I’m not a hardcore baseball-card collector any more.
But every so often, I check in with people who are; and they’ve recently hooked me on one of those silly-but-fun ideas the Internet creates in great frothing bunches.
It’s called Wallet Card (or, in Twitterspeak, #walletcard).
The idea is to pick a baseball card from your collection, stick it in your wallet, and carry it around all year. When you’re out someplace interesting, you take a pic of your wallet card, and either blog about it or tweet it. So far, I’ve seen wallet cards frolicking in 20 inches of snow and hanging out in Penn Station.
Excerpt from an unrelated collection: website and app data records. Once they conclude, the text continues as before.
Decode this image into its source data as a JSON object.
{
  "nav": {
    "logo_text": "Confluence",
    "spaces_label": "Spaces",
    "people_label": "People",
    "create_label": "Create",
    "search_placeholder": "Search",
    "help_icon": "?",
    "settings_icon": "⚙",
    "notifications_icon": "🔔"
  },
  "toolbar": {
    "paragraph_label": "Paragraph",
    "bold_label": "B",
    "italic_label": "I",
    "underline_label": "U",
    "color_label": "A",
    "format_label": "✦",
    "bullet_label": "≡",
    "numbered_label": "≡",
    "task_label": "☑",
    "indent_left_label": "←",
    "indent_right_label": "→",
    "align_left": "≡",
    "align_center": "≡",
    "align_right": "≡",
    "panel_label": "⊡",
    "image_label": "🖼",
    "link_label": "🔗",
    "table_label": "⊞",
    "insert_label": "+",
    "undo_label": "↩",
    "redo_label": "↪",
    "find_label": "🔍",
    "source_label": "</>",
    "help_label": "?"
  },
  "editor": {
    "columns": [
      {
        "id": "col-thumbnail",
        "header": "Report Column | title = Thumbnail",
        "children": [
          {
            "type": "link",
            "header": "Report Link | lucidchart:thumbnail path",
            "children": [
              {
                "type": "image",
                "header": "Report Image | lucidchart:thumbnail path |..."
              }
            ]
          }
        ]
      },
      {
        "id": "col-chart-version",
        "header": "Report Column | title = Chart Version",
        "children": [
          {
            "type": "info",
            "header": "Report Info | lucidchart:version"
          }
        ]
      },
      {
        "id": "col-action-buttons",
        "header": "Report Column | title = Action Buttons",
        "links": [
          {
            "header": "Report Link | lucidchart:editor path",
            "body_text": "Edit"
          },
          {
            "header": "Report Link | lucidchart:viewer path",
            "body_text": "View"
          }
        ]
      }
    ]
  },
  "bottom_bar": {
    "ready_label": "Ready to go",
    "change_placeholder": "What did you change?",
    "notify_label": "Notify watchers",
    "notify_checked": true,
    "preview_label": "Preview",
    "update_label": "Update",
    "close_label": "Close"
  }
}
You want to pick a card you’ve got more than one of, of course, since a year’s travel in a wallet is bound to wear it down. That’s part of the fun for some participants: They want to see what their chosen card looks like after a year of riding around in their pocket. It’s like a science experiment.
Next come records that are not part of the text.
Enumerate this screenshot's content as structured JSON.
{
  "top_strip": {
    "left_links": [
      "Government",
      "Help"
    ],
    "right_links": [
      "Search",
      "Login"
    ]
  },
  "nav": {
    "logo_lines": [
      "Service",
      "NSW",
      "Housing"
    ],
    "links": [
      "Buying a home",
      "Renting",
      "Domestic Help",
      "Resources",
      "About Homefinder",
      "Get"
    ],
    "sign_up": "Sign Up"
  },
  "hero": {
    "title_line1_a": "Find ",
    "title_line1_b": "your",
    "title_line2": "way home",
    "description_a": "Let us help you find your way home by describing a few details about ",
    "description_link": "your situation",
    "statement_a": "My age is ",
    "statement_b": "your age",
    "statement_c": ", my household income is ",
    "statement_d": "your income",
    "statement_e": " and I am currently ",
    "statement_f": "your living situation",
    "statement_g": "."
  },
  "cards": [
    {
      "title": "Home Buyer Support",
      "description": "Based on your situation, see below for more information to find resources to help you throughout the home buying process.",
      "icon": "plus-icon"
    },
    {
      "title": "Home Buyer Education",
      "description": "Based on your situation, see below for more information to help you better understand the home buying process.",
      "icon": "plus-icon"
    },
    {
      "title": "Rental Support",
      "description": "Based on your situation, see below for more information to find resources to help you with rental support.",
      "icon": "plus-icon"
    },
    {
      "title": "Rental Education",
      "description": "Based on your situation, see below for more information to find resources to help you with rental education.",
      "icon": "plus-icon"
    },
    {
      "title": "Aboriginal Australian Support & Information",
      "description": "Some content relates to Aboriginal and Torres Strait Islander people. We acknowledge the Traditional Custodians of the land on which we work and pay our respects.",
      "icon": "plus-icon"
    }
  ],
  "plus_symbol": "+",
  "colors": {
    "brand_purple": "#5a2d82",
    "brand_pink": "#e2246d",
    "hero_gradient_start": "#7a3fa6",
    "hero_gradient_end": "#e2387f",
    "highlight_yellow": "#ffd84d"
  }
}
I don’t know how avidly I’ll take part over the course of the year … but it doesn’t cost nothin’, and it looks like fun, and God knows I’ve got cards to spare. So I went into my binders of cards today to anoint my own personal #walletcard.
While scanning through my collection, I decided visibility would be a major, if underappreciated, factor in my decision.
I dunno where this coming year will take me, after all. I could be lunching with the Grand Duke of Luxembourg or watching midnight tribal rituals in distant Borneo.
Wherever I go, I’ll need a #walletcard that doesn’t fade into the background. I need something that pops — something that stands up, salutes, and barks: “#WALLETCARD REPORTING FOR DUTY! SIR!”
Thankfully, the designers who created the 1990 Donruss set perfectly anticipated my need. Those red borders, simulated paint-spatter and angled script might not have aged well, but they sure do catch the eye.
As soon as I saw one particular card — or, more accurately, the third time I saw one particular card — I knew it had a home in my wallet.
I have no specific personal attachment to George Canale, a Memphis native who hit .164 in parts of three seasons with the Brewers. (Had he played in the National League, I like to imagine Harry Caray calling him George Cannoli.)
But I’ve always liked bit-players and short-timers, so Canale is a worthy pick from my perspective. Why not him?
I like the picture just fine, too. That right there, friends, is what a Milwaukee Brewers uniform is supposed to look like — complete with one of baseball’s great cap logos. Not long after 1990, the team started monkeying with its unis, and .. well, we’ll speak no further of that.
So the Donruss ’90 version of George Canale has been tucked into my wallet. Now I feel obliged to go get into some adventures so he doesn’t think I’m boring. His expression — guarded, cautious — is saying: All right, dude. Whaddya got?
354 days to go, and the clock is ticking …